    Why dont they just change the labels on all the original Xbox games and put a 360 labels on them and sell them as xbox 360 games?? What a disapointment!!!!!!!!!!!!!

  • Um, no? Do you have any proof? Did you actually play this on the 360? Can you explain the higher-res textures? How about the better draw distance? Almost total lack of load times? It takes a lot more to put a game on the 360 than just changing a label given the massive differences in the hardware. They’re selling it as a port, not some “new next-gen experience.”

    Your argument makes zero sense, and you have no proof either. Just because the graphics aren’t a huge upgrade doesn’t mean there aren’t other things going on that we don’t know about. Besides, it’s a damn good game. You have a choice in which version you want to buy.

  • Michael – It is not all about the graphics.

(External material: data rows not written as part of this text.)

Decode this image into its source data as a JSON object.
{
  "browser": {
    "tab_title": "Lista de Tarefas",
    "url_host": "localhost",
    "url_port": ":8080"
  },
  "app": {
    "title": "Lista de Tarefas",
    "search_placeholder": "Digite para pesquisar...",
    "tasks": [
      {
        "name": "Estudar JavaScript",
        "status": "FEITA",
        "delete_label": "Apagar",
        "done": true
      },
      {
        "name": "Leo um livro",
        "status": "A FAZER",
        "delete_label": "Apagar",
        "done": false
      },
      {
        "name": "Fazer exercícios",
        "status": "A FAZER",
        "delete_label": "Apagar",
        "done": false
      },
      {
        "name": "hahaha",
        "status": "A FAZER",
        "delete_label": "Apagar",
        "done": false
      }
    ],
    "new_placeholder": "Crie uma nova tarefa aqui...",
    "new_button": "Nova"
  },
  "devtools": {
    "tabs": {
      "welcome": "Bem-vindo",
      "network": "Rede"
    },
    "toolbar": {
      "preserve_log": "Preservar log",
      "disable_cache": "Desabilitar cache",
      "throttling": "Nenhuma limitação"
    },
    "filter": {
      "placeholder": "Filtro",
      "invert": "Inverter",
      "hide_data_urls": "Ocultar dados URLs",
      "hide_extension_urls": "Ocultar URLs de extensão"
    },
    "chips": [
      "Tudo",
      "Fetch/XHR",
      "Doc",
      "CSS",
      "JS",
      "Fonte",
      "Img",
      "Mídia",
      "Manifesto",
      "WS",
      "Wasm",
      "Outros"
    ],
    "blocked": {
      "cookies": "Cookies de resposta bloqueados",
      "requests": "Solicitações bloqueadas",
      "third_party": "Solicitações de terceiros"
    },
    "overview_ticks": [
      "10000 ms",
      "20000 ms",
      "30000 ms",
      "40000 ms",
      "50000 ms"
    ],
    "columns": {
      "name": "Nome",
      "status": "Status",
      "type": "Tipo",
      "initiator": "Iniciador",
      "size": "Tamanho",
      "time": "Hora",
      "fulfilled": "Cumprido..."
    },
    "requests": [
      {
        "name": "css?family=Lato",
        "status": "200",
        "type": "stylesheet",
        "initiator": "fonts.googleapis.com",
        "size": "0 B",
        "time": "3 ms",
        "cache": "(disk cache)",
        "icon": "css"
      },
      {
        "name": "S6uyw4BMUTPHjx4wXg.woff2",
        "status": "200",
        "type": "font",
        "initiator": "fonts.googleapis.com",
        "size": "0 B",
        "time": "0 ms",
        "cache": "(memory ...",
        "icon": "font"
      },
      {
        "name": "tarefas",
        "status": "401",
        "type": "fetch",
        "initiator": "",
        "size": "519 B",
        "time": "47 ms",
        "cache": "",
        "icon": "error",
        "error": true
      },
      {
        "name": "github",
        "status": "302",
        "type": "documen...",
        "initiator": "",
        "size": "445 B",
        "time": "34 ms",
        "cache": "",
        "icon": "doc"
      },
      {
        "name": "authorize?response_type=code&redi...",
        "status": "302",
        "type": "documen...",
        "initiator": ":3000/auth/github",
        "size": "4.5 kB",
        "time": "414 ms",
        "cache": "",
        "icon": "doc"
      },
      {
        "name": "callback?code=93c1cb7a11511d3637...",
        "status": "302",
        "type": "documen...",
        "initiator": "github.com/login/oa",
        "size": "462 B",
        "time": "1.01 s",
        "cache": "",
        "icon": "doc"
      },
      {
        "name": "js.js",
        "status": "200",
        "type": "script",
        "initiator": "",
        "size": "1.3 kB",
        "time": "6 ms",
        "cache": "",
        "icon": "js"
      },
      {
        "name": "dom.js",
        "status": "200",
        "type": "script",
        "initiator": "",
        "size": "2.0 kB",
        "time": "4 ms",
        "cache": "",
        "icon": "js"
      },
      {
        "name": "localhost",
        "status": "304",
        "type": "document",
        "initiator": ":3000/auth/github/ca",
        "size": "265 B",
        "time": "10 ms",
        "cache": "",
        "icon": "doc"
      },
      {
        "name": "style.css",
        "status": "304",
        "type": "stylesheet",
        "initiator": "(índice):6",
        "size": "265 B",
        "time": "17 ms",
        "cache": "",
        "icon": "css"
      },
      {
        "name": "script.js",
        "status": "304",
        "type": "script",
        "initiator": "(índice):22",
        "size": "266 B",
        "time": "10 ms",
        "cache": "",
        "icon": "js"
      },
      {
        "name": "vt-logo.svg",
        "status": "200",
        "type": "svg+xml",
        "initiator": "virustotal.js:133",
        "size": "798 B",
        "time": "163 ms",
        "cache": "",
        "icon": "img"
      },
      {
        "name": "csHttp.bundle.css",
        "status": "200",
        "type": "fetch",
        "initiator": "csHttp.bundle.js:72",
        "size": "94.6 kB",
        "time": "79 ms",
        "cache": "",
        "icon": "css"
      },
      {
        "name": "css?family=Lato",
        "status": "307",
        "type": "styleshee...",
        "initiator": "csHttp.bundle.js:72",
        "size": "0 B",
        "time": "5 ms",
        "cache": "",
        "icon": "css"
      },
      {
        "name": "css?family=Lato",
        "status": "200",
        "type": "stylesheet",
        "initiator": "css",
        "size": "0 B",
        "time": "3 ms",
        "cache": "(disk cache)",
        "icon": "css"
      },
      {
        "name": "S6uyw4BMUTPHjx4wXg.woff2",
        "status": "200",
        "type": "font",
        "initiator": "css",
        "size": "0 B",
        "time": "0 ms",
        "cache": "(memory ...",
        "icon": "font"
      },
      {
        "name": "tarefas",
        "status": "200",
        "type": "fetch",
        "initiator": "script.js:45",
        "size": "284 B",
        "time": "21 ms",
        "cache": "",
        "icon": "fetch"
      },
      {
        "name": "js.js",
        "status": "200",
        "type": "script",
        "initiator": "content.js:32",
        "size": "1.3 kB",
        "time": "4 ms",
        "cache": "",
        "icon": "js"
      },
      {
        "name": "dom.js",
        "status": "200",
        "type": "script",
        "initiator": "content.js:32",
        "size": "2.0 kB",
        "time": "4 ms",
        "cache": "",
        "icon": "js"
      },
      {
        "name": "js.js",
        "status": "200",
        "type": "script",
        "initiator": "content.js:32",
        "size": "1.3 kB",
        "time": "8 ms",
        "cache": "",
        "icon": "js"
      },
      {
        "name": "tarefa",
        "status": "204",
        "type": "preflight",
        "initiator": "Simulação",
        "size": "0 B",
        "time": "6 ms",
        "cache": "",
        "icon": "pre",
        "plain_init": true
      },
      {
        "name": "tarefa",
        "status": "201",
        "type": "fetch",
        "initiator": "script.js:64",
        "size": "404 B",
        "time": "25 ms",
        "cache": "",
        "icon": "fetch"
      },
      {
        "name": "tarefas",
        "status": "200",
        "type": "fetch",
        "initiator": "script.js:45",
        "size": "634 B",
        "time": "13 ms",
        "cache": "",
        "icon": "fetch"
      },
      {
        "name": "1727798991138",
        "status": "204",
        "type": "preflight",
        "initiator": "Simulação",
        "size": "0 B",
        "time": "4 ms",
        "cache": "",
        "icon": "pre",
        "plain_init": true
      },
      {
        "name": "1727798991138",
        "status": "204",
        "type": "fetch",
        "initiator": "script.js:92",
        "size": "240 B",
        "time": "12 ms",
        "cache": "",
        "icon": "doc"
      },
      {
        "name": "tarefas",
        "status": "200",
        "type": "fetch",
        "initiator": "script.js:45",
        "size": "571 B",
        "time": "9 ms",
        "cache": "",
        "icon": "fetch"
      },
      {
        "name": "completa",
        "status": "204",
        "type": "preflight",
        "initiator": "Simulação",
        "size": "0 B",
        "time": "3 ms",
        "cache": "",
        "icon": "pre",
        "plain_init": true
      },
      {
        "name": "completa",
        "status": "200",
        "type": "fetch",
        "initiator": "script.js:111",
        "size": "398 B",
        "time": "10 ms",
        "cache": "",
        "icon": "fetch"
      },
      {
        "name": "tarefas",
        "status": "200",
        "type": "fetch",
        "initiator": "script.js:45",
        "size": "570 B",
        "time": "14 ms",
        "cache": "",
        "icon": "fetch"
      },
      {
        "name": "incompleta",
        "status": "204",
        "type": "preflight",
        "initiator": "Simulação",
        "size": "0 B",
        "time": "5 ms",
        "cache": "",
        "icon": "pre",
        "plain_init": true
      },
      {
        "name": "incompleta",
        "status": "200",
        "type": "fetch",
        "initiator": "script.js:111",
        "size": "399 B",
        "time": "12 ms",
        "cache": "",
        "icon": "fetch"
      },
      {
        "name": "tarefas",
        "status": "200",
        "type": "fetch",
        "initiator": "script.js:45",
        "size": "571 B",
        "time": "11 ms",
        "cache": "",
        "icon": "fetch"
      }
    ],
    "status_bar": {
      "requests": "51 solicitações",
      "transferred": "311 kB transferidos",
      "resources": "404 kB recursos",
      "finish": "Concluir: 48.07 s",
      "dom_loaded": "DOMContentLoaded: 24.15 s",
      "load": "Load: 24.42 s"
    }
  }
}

You might also notice we are not the only place to give it a 4/5 or 8/10 – in fact the majority of reviews I have read have been in this range.

    This game falls in the same boat as Tony Hawk American Wasteland and to some extent King Kong: it just looks a little cleaner on the 360. I do not see how you can fault it for that.

    Games like this are rarely created for the highest system and ported down; they have to be developed with the lowest common denominator in mind.

  • sal m

    gun is a rental title in my book…there’s nothing to keep me that interested in it…i found that the second most difficult level was way too frustrating to play at – given the clunkiness of the controls – and the average level of difficulty is too easy…i’ll play til the end a) because it’s short and b)because i rented it…